Exercise objective – Every record shown below is to be output exactly.

Information shown –
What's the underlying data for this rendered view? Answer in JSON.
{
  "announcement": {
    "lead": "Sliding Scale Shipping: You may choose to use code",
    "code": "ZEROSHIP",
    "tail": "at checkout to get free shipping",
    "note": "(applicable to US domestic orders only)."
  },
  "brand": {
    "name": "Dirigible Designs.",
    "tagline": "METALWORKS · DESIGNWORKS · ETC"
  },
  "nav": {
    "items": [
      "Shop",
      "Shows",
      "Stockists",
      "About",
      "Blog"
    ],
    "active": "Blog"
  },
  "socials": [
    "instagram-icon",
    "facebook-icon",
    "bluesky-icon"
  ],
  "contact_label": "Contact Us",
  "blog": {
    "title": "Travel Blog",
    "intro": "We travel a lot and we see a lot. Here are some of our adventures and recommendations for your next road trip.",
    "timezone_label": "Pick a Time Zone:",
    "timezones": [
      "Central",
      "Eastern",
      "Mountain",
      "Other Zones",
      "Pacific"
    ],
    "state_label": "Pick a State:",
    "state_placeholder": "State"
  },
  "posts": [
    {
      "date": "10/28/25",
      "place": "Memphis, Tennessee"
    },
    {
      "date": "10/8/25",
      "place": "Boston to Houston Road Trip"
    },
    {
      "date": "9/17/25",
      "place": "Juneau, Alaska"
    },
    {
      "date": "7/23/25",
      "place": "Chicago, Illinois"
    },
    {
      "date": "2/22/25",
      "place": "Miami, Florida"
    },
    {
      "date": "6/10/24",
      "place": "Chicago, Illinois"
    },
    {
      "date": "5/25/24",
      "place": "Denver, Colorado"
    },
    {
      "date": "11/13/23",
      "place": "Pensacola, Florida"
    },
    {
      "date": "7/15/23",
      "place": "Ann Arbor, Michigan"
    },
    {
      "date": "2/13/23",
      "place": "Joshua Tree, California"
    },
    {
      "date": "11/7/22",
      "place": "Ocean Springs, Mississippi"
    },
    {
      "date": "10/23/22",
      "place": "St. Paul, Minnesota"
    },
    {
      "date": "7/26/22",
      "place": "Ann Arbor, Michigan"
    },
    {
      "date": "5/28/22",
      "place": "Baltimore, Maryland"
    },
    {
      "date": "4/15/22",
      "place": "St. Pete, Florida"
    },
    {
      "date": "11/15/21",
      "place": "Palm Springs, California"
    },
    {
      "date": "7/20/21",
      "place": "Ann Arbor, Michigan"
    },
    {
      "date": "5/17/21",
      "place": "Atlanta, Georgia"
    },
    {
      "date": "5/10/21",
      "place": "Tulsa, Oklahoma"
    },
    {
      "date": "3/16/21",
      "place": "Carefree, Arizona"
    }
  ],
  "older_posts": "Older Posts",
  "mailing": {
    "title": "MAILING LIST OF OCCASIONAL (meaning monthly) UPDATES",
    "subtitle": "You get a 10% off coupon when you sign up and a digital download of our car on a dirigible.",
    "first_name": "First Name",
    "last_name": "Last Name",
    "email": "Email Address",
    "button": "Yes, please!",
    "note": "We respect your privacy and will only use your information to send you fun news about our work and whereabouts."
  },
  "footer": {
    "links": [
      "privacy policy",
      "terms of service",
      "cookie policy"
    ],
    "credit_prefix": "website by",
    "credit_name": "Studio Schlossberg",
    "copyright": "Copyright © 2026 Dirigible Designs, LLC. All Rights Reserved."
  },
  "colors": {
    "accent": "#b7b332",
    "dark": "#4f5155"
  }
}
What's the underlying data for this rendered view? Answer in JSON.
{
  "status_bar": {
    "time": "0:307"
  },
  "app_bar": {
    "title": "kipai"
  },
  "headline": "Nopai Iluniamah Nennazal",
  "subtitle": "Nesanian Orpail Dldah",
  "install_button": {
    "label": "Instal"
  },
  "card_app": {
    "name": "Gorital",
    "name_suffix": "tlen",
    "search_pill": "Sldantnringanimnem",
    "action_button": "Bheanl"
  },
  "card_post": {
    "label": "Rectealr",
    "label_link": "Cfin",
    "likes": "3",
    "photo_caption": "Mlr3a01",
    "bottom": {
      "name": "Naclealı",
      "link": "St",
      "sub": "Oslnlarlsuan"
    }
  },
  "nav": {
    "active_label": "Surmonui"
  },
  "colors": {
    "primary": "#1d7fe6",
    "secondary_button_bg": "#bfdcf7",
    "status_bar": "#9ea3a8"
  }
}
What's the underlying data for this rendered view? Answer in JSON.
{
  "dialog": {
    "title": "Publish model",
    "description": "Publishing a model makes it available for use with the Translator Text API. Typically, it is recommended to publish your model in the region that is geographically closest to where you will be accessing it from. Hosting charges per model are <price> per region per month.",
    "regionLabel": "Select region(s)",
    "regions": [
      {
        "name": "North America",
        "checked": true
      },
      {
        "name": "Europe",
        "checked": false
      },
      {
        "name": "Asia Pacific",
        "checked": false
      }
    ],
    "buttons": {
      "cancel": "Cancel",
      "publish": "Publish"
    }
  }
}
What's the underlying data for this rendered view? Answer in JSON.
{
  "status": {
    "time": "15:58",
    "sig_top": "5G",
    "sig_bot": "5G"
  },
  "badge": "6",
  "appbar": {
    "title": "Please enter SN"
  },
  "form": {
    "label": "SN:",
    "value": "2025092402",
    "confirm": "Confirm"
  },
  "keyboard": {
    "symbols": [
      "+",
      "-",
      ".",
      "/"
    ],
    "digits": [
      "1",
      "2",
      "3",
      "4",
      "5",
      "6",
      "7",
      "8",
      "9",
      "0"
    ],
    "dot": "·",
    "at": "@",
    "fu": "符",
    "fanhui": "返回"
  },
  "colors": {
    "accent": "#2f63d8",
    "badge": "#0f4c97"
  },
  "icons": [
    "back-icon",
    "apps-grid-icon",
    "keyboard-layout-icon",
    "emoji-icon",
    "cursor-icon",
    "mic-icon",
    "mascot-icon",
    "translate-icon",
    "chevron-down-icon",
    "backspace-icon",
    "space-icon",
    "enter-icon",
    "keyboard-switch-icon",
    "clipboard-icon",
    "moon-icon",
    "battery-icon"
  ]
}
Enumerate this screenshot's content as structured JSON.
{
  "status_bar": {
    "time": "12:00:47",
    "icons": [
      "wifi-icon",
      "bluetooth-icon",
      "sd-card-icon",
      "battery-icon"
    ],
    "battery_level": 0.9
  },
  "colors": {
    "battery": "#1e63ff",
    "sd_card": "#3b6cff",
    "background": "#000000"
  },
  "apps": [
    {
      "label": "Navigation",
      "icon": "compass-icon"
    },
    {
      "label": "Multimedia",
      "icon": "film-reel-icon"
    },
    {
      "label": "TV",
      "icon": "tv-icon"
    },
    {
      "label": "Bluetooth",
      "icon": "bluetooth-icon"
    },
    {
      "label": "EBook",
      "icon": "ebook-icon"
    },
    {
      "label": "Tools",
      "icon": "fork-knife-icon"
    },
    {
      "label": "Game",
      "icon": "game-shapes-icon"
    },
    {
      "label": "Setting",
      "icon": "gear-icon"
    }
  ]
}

Result for this task –
What's the underlying data for this rendered view? Answer in JSON.
{
  "announcement": {
    "lead": "Sliding Scale Shipping: You may choose to use code",
    "code": "ZEROSHIP",
    "tail": "at checkout to get free shipping",
    "note": "(applicable to US domestic orders only)."
  },
  "brand": {
    "name": "Dirigible Designs.",
    "tagline": "METALWORKS · DESIGNWORKS · ETC"
  },
  "nav": {
    "items": [
      "Shop",
      "Shows",
      "Stockists",
      "About",
      "Blog"
    ],
    "active": "Blog"
  },
  "socials": [
    "instagram-icon",
    "facebook-icon",
    "bluesky-icon"
  ],
  "contact_label": "Contact Us",
  "blog": {
    "title": "Travel Blog",
    "intro": "We travel a lot and we see a lot. Here are some of our adventures and recommendations for your next road trip.",
    "timezone_label": "Pick a Time Zone:",
    "timezones": [
      "Central",
      "Eastern",
      "Mountain",
      "Other Zones",
      "Pacific"
    ],
    "state_label": "Pick a State:",
    "state_placeholder": "State"
  },
  "posts": [
    {
      "date": "10/28/25",
      "place": "Memphis, Tennessee"
    },
    {
      "date": "10/8/25",
      "place": "Boston to Houston Road Trip"
    },
    {
      "date": "9/17/25",
      "place": "Juneau, Alaska"
    },
    {
      "date": "7/23/25",
      "place": "Chicago, Illinois"
    },
    {
      "date": "2/22/25",
      "place": "Miami, Florida"
    },
    {
      "date": "6/10/24",
      "place": "Chicago, Illinois"
    },
    {
      "date": "5/25/24",
      "place": "Denver, Colorado"
    },
    {
      "date": "11/13/23",
      "place": "Pensacola, Florida"
    },
    {
      "date": "7/15/23",
      "place": "Ann Arbor, Michigan"
    },
    {
      "date": "2/13/23",
      "place": "Joshua Tree, California"
    },
    {
      "date": "11/7/22",
      "place": "Ocean Springs, Mississippi"
    },
    {
      "date": "10/23/22",
      "place": "St. Paul, Minnesota"
    },
    {
      "date": "7/26/22",
      "place": "Ann Arbor, Michigan"
    },
    {
      "date": "5/28/22",
      "place": "Baltimore, Maryland"
    },
    {
      "date": "4/15/22",
      "place": "St. Pete, Florida"
    },
    {
      "date": "11/15/21",
      "place": "Palm Springs, California"
    },
    {
      "date": "7/20/21",
      "place": "Ann Arbor, Michigan"
    },
    {
      "date": "5/17/21",
      "place": "Atlanta, Georgia"
    },
    {
      "date": "5/10/21",
      "place": "Tulsa, Oklahoma"
    },
    {
      "date": "3/16/21",
      "place": "Carefree, Arizona"
    }
  ],
  "older_posts": "Older Posts",
  "mailing": {
    "title": "MAILING LIST OF OCCASIONAL (meaning monthly) UPDATES",
    "subtitle": "You get a 10% off coupon when you sign up and a digital download of our car on a dirigible.",
    "first_name": "First Name",
    "last_name": "Last Name",
    "email": "Email Address",
    "button": "Yes, please!",
    "note": "We respect your privacy and will only use your information to send you fun news about our work and whereabouts."
  },
  "footer": {
    "links": [
      "privacy policy",
      "terms of service",
      "cookie policy"
    ],
    "credit_prefix": "website by",
    "credit_name": "Studio Schlossberg",
    "copyright": "Copyright © 2026 Dirigible Designs, LLC. All Rights Reserved."
  },
  "colors": {
    "accent": "#b7b332",
    "dark": "#4f5155"
  }
}
What's the underlying data for this rendered view? Answer in JSON.
{
  "status_bar": {
    "time": "0:307"
  },
  "app_bar": {
    "title": "kipai"
  },
  "headline": "Nopai Iluniamah Nennazal",
  "subtitle": "Nesanian Orpail Dldah",
  "install_button": {
    "label": "Instal"
  },
  "card_app": {
    "name": "Gorital",
    "name_suffix": "tlen",
    "search_pill": "Sldantnringanimnem",
    "action_button": "Bheanl"
  },
  "card_post": {
    "label": "Rectealr",
    "label_link": "Cfin",
    "likes": "3",
    "photo_caption": "Mlr3a01",
    "bottom": {
      "name": "Naclealı",
      "link": "St",
      "sub": "Oslnlarlsuan"
    }
  },
  "nav": {
    "active_label": "Surmonui"
  },
  "colors": {
    "primary": "#1d7fe6",
    "secondary_button_bg": "#bfdcf7",
    "status_bar": "#9ea3a8"
  }
}
What's the underlying data for this rendered view? Answer in JSON.
{
  "dialog": {
    "title": "Publish model",
    "description": "Publishing a model makes it available for use with the Translator Text API. Typically, it is recommended to publish your model in the region that is geographically closest to where you will be accessing it from. Hosting charges per model are <price> per region per month.",
    "regionLabel": "Select region(s)",
    "regions": [
      {
        "name": "North America",
        "checked": true
      },
      {
        "name": "Europe",
        "checked": false
      },
      {
        "name": "Asia Pacific",
        "checked": false
      }
    ],
    "buttons": {
      "cancel": "Cancel",
      "publish": "Publish"
    }
  }
}
What's the underlying data for this rendered view? Answer in JSON.
{
  "status": {
    "time": "15:58",
    "sig_top": "5G",
    "sig_bot": "5G"
  },
  "badge": "6",
  "appbar": {
    "title": "Please enter SN"
  },
  "form": {
    "label": "SN:",
    "value": "2025092402",
    "confirm": "Confirm"
  },
  "keyboard": {
    "symbols": [
      "+",
      "-",
      ".",
      "/"
    ],
    "digits": [
      "1",
      "2",
      "3",
      "4",
      "5",
      "6",
      "7",
      "8",
      "9",
      "0"
    ],
    "dot": "·",
    "at": "@",
    "fu": "符",
    "fanhui": "返回"
  },
  "colors": {
    "accent": "#2f63d8",
    "badge": "#0f4c97"
  },
  "icons": [
    "back-icon",
    "apps-grid-icon",
    "keyboard-layout-icon",
    "emoji-icon",
    "cursor-icon",
    "mic-icon",
    "mascot-icon",
    "translate-icon",
    "chevron-down-icon",
    "backspace-icon",
    "space-icon",
    "enter-icon",
    "keyboard-switch-icon",
    "clipboard-icon",
    "moon-icon",
    "battery-icon"
  ]
}
Enumerate this screenshot's content as structured JSON.
{
  "status_bar": {
    "time": "12:00:47",
    "icons": [
      "wifi-icon",
      "bluetooth-icon",
      "sd-card-icon",
      "battery-icon"
    ],
    "battery_level": 0.9
  },
  "colors": {
    "battery": "#1e63ff",
    "sd_card": "#3b6cff",
    "background": "#000000"
  },
  "apps": [
    {
      "label": "Navigation",
      "icon": "compass-icon"
    },
    {
      "label": "Multimedia",
      "icon": "film-reel-icon"
    },
    {
      "label": "TV",
      "icon": "tv-icon"
    },
    {
      "label": "Bluetooth",
      "icon": "bluetooth-icon"
    },
    {
      "label": "EBook",
      "icon": "ebook-icon"
    },
    {
      "label": "Tools",
      "icon": "fork-knife-icon"
    },
    {
      "label": "Game",
      "icon": "game-shapes-icon"
    },
    {
      "label": "Setting",
      "icon": "gear-icon"
    }
  ]
}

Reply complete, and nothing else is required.